UNDP restores Peru orphanage

12 Mar 2009

Children at the Pérez Araníbar orphanage will benefit from the agreement signed by UNDP.  Part of the building will serve as the new house of the United Nations in Lima.
Lima, Peru – In one of Lima’s prominent historic landmarks, the beautiful installations have decayed.   Resources have not been sufficient to cover full maintenance costs or to radically improve services.

But through a US$300,000 donation and a US$144,000 annual contribution over 10 years, UNDP will rent a vacant section of Lima’s public orphanage, “Puericultorio Pérez Araníbar,” as part of an agreement signed by UNDP with Lima’s welfare organization (Beneficencia Públic).

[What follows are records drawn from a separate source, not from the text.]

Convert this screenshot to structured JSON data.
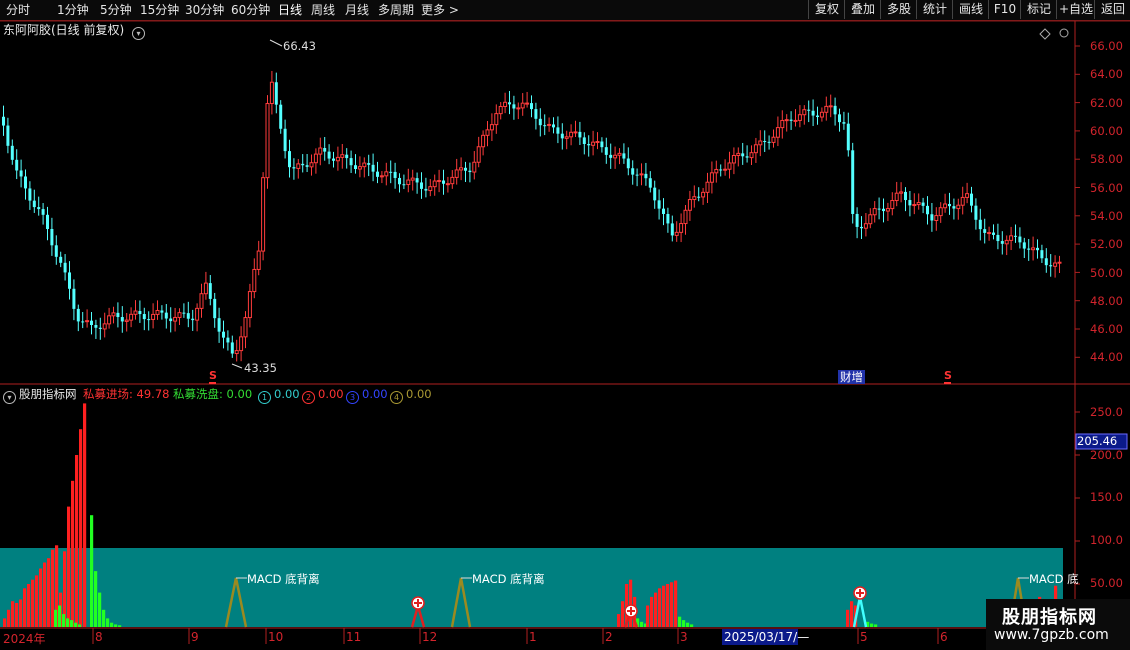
{
  "toolbar": {
    "periods": [
      "分时",
      "1分钟",
      "5分钟",
      "15分钟",
      "30分钟",
      "60分钟",
      "日线",
      "周线",
      "月线",
      "多周期",
      "更多 >"
    ],
    "active_period": "日线",
    "right_buttons": [
      "复权",
      "叠加",
      "多股",
      "统计",
      "画线",
      "F10",
      "标记",
      "+自选",
      "返回"
    ]
  },
  "main_chart": {
    "title": "东阿阿胶(日线 前复权)",
    "high_label": "66.43",
    "low_label": "43.35",
    "event_label": "财增",
    "y_ticks": [
      "66.00",
      "64.00",
      "62.00",
      "60.00",
      "58.00",
      "56.00",
      "54.00",
      "52.00",
      "50.00",
      "48.00",
      "46.00",
      "44.00"
    ],
    "marker_s": "S"
  },
  "indicator": {
    "name": "股朋指标网",
    "items": [
      {
        "label": "私募进场: 49.78",
        "color": "#ff3333"
      },
      {
        "label": "私募洗盘: 0.00",
        "color": "#33dd33"
      },
      {
        "label": "0.00",
        "color": "#33cccc",
        "icon": "①"
      },
      {
        "label": "0.00",
        "color": "#ff3333",
        "icon": "②"
      },
      {
        "label": "0.00",
        "color": "#3344ff",
        "icon": "③"
      },
      {
        "label": "0.00",
        "color": "#aa9933",
        "icon": "④"
      }
    ],
    "y_ticks": [
      "250.0",
      "200.0",
      "150.0",
      "100.0",
      "50.00"
    ],
    "current_value": "205.46",
    "annotations": [
      "MACD 底背离",
      "MACD 底背离",
      "MACD 底"
    ]
  },
  "x_axis": {
    "labels": [
      "2024年",
      "8",
      "9",
      "10",
      "11",
      "12",
      "1",
      "2",
      "3",
      "2025/03/17/—",
      "5",
      "6"
    ]
  },
  "watermark": {
    "text": "股朋指标网",
    "url": "www.7gpzb.com"
  },
  "colors": {
    "up": "#ff3c3c",
    "down": "#54ffff",
    "grid": "#8a1a1a",
    "teal": "#008080"
  }
}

The orphanage, which was built on donated land and functioning partly on self-generated funds, volunteer work and donations, “is home to 540 children – a very small number for a city of 8 million, and in such a large complex,” noted Bishop Luis Bambaren, an active religious leader committed to the poor and Puericultorio’s social mission.

Sister Ana, a nun who is the lead caretaker of the girls section, said that the money would allow the orphanage to house twice as many children.  It will also help improve educational offerings, such as skills-oriented programs for teenagers and early education for more than 100 toddlers.

Inspired by a “green office” concept, an additional US$1 million will be invested to restore the orphanage into a modern office space for six other UN organizations:  UNAIDS, UNDSS, FAO, UNOPS, IFAD and UN-LiREC, which will collectively be called the UN Common House.  

“Settling into a common house responds to a good practice recommended by the UN Reform,” stated UNDP Peru Resident Representative Jorge Chediek in his presentation at the signing ceremony.  “Moving into the Puericultorio is a great option at many levels: the social impact on children and the restoration of a landmark of the city of Lima.”

Former UN Secretary General Javier Pérez de Cuellar, the ceremony’s witness of honor, gave the final address. “This is a very profound moment for me,” he said.  “This building symbolizes the universality of the UN, not only because of the number of countries that are part of the organization, but for the broad array of social areas tackled by the United Nations.”